Australia Human Rights Commission pushes assisted suicide for children

By Wesley J. Smith

Assisted suicide is being legalized all over Australia, and I feel the country is going to go the dark route Canada has after it legalized euthanasia. Case in point: There is a bill before the Australian Capital Territory (ACT) to legalize assisted suicide. The Human Rights Commission criticizes the proposal for restricting assisted suicide eligibility to adults:

Improvements to the proposed scheme

We detail below certain of our earlier recommendations that have not been incorporated into the Bill.

  1. Access for Children and Young People under 18: the current scheme is limited to individuals over the age of 18 years old. Human rights principles require due consideration for the rights of children and young people, including their right to access health care without discrimination and their right to have their views taken into account.

It is the Commission’s view that this extends to decisions for a child or young person to voluntarily end their life with dignity in the same circumstances as adults: namely where they have a condition that is advanced, progressive and expected to cause their death, where they are suffering intolerably, where they are acting voluntarily, and where they have demonstrated maturity and capacity to make such a decision. We recognise that there may need to be additional steps and safeguards for children and young people, particularly where the views of parents and carers differ from the young person or from each other.

If adopted, this means that “mature” minors would be able to be made dead without their parents’ permission and children no matter how young could be put down.

Canada isn’t there yet, but the same approach has been seriously proposed in that country. Belgium and the Netherlands already permit euthanizing children, and the Netherlands allows infanticide under the “Groningen Protocol.”

It’s only logical. Once a society turns suicide/homicide into a “medical treatment,” how can it be restricted to the adult dying, or for that matter, people who have decisional capacity?
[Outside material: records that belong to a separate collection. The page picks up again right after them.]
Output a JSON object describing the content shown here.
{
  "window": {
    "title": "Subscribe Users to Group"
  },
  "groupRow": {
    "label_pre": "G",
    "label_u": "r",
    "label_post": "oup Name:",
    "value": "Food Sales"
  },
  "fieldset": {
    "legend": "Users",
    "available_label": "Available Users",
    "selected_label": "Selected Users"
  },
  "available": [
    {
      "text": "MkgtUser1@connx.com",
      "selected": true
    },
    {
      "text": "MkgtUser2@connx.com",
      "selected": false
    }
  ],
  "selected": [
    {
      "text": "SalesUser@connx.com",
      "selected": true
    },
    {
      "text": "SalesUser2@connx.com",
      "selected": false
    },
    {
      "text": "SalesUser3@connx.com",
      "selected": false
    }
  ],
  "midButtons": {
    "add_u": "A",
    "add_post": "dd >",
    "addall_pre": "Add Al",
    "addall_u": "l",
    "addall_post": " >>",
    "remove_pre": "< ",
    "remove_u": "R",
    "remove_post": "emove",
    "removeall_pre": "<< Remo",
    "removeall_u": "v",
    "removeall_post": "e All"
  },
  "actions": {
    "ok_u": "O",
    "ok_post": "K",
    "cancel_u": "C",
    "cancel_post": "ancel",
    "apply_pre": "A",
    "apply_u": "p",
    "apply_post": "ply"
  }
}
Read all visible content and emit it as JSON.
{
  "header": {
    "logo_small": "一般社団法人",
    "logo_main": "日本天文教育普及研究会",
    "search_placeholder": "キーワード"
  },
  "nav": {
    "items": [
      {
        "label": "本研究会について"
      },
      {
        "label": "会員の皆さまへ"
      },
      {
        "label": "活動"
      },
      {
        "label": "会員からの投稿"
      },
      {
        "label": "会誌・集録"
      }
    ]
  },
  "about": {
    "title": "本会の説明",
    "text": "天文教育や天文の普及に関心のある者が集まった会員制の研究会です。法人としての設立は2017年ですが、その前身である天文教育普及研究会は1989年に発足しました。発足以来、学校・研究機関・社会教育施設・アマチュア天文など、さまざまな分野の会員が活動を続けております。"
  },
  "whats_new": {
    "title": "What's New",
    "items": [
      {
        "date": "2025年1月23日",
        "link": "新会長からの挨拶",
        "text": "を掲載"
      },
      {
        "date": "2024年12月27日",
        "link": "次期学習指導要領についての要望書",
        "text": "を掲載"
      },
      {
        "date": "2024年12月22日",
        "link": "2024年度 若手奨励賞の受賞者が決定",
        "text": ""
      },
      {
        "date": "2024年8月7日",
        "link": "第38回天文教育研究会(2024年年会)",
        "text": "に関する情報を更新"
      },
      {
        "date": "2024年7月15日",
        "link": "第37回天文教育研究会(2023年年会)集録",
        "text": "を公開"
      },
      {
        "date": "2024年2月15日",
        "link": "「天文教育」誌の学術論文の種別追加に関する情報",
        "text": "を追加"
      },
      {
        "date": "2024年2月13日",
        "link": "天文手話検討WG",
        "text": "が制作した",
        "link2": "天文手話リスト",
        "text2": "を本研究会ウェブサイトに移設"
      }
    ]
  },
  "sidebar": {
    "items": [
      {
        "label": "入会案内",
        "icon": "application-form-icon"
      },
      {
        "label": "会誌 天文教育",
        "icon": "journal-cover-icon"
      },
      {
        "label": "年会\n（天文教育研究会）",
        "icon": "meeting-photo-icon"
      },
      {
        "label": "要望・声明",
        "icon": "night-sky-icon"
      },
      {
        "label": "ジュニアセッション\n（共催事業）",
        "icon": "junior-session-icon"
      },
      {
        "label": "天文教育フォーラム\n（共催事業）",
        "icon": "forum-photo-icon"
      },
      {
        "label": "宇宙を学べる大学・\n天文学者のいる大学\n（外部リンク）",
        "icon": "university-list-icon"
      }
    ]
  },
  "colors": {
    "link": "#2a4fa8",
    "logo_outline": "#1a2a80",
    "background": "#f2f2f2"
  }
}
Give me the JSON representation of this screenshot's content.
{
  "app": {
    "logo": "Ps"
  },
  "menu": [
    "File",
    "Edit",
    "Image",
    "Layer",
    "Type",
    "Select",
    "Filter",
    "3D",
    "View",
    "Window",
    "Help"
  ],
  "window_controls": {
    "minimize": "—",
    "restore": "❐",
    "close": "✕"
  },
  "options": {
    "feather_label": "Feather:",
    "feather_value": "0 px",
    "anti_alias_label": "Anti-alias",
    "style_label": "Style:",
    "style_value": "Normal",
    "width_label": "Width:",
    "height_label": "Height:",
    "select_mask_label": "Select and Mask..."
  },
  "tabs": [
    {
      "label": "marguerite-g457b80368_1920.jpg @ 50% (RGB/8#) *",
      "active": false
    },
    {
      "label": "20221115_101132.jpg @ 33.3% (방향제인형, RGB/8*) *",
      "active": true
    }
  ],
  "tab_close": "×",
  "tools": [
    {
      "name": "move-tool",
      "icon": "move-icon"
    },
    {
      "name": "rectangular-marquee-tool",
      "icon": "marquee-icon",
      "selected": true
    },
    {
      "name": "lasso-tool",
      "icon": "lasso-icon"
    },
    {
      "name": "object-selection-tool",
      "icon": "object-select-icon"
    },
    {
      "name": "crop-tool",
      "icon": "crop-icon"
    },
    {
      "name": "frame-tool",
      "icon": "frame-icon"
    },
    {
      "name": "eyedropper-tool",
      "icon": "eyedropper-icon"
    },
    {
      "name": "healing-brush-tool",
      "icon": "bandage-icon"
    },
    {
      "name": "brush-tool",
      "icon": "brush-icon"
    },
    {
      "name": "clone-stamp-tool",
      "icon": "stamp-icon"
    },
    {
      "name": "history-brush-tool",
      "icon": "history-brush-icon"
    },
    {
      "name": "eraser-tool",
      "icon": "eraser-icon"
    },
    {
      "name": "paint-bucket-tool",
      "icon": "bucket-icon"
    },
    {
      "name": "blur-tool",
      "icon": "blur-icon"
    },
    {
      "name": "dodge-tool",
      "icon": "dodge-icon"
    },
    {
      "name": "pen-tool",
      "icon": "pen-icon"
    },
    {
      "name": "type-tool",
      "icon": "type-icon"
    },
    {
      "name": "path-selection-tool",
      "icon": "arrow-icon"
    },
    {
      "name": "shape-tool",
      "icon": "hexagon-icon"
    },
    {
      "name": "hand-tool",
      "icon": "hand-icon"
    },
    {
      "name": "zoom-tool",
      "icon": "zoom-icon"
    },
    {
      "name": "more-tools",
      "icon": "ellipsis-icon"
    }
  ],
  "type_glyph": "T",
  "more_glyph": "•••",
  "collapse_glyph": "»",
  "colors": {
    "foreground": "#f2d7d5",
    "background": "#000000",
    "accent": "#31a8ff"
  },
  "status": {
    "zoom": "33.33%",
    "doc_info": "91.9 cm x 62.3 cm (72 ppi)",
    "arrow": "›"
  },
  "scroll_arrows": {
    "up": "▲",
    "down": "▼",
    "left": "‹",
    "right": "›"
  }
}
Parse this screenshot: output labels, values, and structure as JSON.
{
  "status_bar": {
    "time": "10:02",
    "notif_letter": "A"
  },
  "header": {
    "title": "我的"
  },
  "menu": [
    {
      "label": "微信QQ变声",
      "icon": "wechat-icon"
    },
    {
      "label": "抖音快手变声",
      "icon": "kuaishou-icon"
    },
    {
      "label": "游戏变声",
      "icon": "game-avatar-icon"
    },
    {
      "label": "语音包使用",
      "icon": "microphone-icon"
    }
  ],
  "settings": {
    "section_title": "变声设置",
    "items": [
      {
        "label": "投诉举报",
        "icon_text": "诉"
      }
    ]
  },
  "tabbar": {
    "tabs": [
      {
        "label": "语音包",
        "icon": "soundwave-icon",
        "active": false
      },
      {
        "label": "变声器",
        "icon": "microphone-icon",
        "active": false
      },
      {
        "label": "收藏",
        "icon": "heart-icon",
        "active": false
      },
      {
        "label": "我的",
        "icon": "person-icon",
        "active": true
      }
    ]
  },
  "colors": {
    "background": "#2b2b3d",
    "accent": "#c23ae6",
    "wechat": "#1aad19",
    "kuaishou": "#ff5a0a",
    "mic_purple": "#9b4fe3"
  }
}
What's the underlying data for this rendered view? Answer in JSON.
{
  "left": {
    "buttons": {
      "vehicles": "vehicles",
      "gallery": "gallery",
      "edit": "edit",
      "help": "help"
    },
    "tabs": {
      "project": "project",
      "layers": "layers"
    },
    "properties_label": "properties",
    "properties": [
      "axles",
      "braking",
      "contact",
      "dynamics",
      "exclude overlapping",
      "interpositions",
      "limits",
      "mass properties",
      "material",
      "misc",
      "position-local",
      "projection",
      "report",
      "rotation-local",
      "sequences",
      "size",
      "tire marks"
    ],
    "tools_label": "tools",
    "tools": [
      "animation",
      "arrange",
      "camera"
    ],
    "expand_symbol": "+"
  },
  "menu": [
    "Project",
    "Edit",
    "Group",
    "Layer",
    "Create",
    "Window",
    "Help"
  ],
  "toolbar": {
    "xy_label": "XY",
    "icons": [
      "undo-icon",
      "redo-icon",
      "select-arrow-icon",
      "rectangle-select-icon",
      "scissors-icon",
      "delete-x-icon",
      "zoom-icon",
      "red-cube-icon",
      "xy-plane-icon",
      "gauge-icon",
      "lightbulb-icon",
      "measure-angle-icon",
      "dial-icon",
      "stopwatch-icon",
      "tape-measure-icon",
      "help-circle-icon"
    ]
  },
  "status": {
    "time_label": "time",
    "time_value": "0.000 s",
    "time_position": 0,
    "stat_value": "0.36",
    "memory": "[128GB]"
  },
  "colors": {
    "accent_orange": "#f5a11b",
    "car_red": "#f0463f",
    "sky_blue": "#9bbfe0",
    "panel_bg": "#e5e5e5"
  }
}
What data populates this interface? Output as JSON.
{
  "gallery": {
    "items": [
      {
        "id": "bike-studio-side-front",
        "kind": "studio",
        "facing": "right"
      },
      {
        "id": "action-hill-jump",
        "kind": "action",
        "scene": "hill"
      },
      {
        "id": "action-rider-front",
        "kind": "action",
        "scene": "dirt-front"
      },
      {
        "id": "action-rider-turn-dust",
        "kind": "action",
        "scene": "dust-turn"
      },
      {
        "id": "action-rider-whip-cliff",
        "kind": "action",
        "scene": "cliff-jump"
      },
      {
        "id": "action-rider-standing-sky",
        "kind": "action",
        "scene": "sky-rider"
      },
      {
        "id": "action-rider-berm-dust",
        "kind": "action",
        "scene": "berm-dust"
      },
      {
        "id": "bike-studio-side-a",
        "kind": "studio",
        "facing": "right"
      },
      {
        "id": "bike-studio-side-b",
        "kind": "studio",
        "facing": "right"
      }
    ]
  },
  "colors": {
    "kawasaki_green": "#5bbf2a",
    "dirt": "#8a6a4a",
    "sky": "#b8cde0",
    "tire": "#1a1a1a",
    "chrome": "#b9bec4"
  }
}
Once assisted suicide/euthanasia is legalized, its scope and breadth never stop expanding. Those with eyes to see, let them see.

Editor’s note. Wesley’s great columns appear at National Review Online and are reposted with permission.